Presidential search discussed with faculty

By Becca Clemons and Taylor Moak

The Presidential Search Committee and the Compensation Subcommittee of the Presidential Search Committee met Monday to discuss aspects of the search.

Committee Chairman Jim Stuckert opened the meeting of the search committee at 8:30 a.m. and quickly read a motion to move the meeting into closed session.

“The committee must go into closed session because open discussion of these candidates would violate their personal privacy rights,” Stuckert said, reading from a script.

The goal was to narrow down the search to one or a few candidates.

Board of Trustees Chairman Britt Brockman said the list had been narrowed to a much smaller field, but he would not say how many finalists remain.

He said the system of confidentiality has become the norm in searches of this kind.

The Compensation Subcommittee met to discuss which factors should be included in the next president’s compensation package, including bonuses, contract renewals, benefits and other considerations.
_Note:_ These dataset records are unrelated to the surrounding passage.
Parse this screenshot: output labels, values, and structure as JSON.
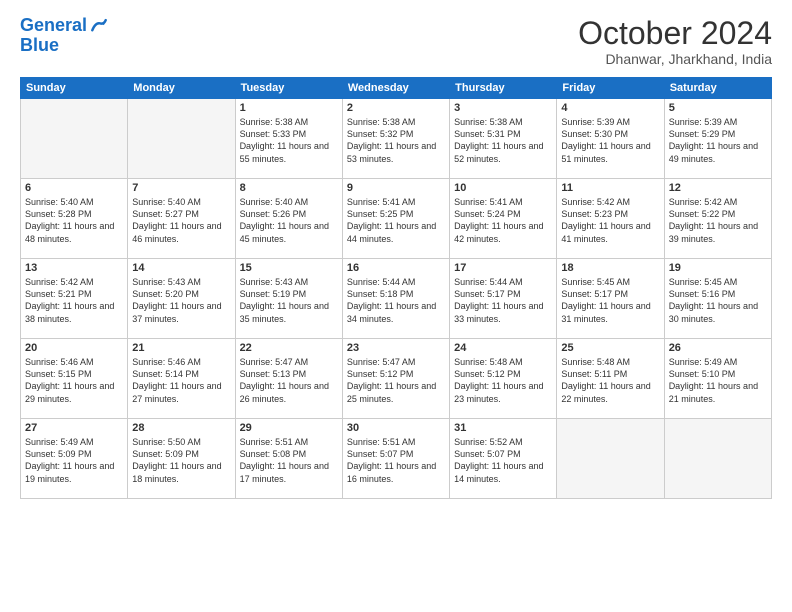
{
  "header": {
    "logo_line1": "General",
    "logo_line2": "Blue",
    "month": "October 2024",
    "location": "Dhanwar, Jharkhand, India"
  },
  "days_of_week": [
    "Sunday",
    "Monday",
    "Tuesday",
    "Wednesday",
    "Thursday",
    "Friday",
    "Saturday"
  ],
  "weeks": [
    [
      {
        "day": "",
        "empty": true
      },
      {
        "day": "",
        "empty": true
      },
      {
        "day": "1",
        "sunrise": "5:38 AM",
        "sunset": "5:33 PM",
        "daylight": "11 hours and 55 minutes."
      },
      {
        "day": "2",
        "sunrise": "5:38 AM",
        "sunset": "5:32 PM",
        "daylight": "11 hours and 53 minutes."
      },
      {
        "day": "3",
        "sunrise": "5:38 AM",
        "sunset": "5:31 PM",
        "daylight": "11 hours and 52 minutes."
      },
      {
        "day": "4",
        "sunrise": "5:39 AM",
        "sunset": "5:30 PM",
        "daylight": "11 hours and 51 minutes."
      },
      {
        "day": "5",
        "sunrise": "5:39 AM",
        "sunset": "5:29 PM",
        "daylight": "11 hours and 49 minutes."
      }
    ],
    [
      {
        "day": "6",
        "sunrise": "5:40 AM",
        "sunset": "5:28 PM",
        "daylight": "11 hours and 48 minutes."
      },
      {
        "day": "7",
        "sunrise": "5:40 AM",
        "sunset": "5:27 PM",
        "daylight": "11 hours and 46 minutes."
      },
      {
        "day": "8",
        "sunrise": "5:40 AM",
        "sunset": "5:26 PM",
        "daylight": "11 hours and 45 minutes."
      },
      {
        "day": "9",
        "sunrise": "5:41 AM",
        "sunset": "5:25 PM",
        "daylight": "11 hours and 44 minutes."
      },
      {
        "day": "10",
        "sunrise": "5:41 AM",
        "sunset": "5:24 PM",
        "daylight": "11 hours and 42 minutes."
      },
      {
        "day": "11",
        "sunrise": "5:42 AM",
        "sunset": "5:23 PM",
        "daylight": "11 hours and 41 minutes."
      },
      {
        "day": "12",
        "sunrise": "5:42 AM",
        "sunset": "5:22 PM",
        "daylight": "11 hours and 39 minutes."
      }
    ],
    [
      {
        "day": "13",
        "sunrise": "5:42 AM",
        "sunset": "5:21 PM",
        "daylight": "11 hours and 38 minutes."
      },
      {
        "day": "14",
        "sunrise": "5:43 AM",
        "sunset": "5:20 PM",
        "daylight": "11 hours and 37 minutes."
      },
      {
        "day": "15",
        "sunrise": "5:43 AM",
        "sunset": "5:19 PM",
        "daylight": "11 hours and 35 minutes."
      },
      {
        "day": "16",
        "sunrise": "5:44 AM",
        "sunset": "5:18 PM",
        "daylight": "11 hours and 34 minutes."
      },
      {
        "day": "17",
        "sunrise": "5:44 AM",
        "sunset": "5:17 PM",
        "daylight": "11 hours and 33 minutes."
      },
      {
        "day": "18",
        "sunrise": "5:45 AM",
        "sunset": "5:17 PM",
        "daylight": "11 hours and 31 minutes."
      },
      {
        "day": "19",
        "sunrise": "5:45 AM",
        "sunset": "5:16 PM",
        "daylight": "11 hours and 30 minutes."
      }
    ],
    [
      {
        "day": "20",
        "sunrise": "5:46 AM",
        "sunset": "5:15 PM",
        "daylight": "11 hours and 29 minutes."
      },
      {
        "day": "21",
        "sunrise": "5:46 AM",
        "sunset": "5:14 PM",
        "daylight": "11 hours and 27 minutes."
      },
      {
        "day": "22",
        "sunrise": "5:47 AM",
        "sunset": "5:13 PM",
        "daylight": "11 hours and 26 minutes."
      },
      {
        "day": "23",
        "sunrise": "5:47 AM",
        "sunset": "5:12 PM",
        "daylight": "11 hours and 25 minutes."
      },
      {
        "day": "24",
        "sunrise": "5:48 AM",
        "sunset": "5:12 PM",
        "daylight": "11 hours and 23 minutes."
      },
      {
        "day": "25",
        "sunrise": "5:48 AM",
        "sunset": "5:11 PM",
        "daylight": "11 hours and 22 minutes."
      },
      {
        "day": "26",
        "sunrise": "5:49 AM",
        "sunset": "5:10 PM",
        "daylight": "11 hours and 21 minutes."
      }
    ],
    [
      {
        "day": "27",
        "sunrise": "5:49 AM",
        "sunset": "5:09 PM",
        "daylight": "11 hours and 19 minutes."
      },
      {
        "day": "28",
        "sunrise": "5:50 AM",
        "sunset": "5:09 PM",
        "daylight": "11 hours and 18 minutes."
      },
      {
        "day": "29",
        "sunrise": "5:51 AM",
        "sunset": "5:08 PM",
        "daylight": "11 hours and 17 minutes."
      },
      {
        "day": "30",
        "sunrise": "5:51 AM",
        "sunset": "5:07 PM",
        "daylight": "11 hours and 16 minutes."
      },
      {
        "day": "31",
        "sunrise": "5:52 AM",
        "sunset": "5:07 PM",
        "daylight": "11 hours and 14 minutes."
      },
      {
        "day": "",
        "empty": true
      },
      {
        "day": "",
        "empty": true
      }
    ]
  ]
}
After reviewing recent articles from the Chronicle of Higher Education about presidential compensation, the committee went into closed session.

Brockman also spoke at the University Senate meeting Monday, updating faculty on the presidential search process and responding to questions.

“It’s an exciting time, and it’s also a historic time,” Brockman said, addressing nearly 100 faculty members.

As there are four faculty members on the search committee, Brockman said there should be no disconnect between the Board and the faculty.

“We’ve only had 12 moments like this in our nearly 150-year history,” Brockman said, emphasizing the importance of the search.

He said the partnership forged between the new president and the faculty will predict UK’s success in the future. He said that  the Top 20 Business Plan was discussed with every candidate interviewed. The academic needs across the entire campus were also an important part of discussion in the interviews.

Brockman said the candidate pool has been diverse in terms of gender, race, ethnicity and breadth of experience, as some were from business and government fields.

Faculty members expressed concerns about dealing with upcoming changes, the system of evaluation for the president and the university’s budget.

In response to a question from a faculty member, Brockman said all remaining candidates have had academic experience as faculty.

“We still have another round of interviews where we can drill down a little further,” Brockman said.

On April 30, the Board of Trustees will begin interviewing finalists in northern Kentucky. Interviews will continue May 1, and the Board hopes to choose a single finalist that day. On May 2, the finalist and his or her spouse will visit the university and participate in forums with faculty, staff and student leaders.

Brockman said an online forum for quick feedback on the finalist is being prepared for that day.

Feedback will be forwarded to the Board for review on May 2 and May 3, where it will be discussed at the May 3 Board meeting. The trustees will then consider a formal offer for the candidate.

More on the UK presidential search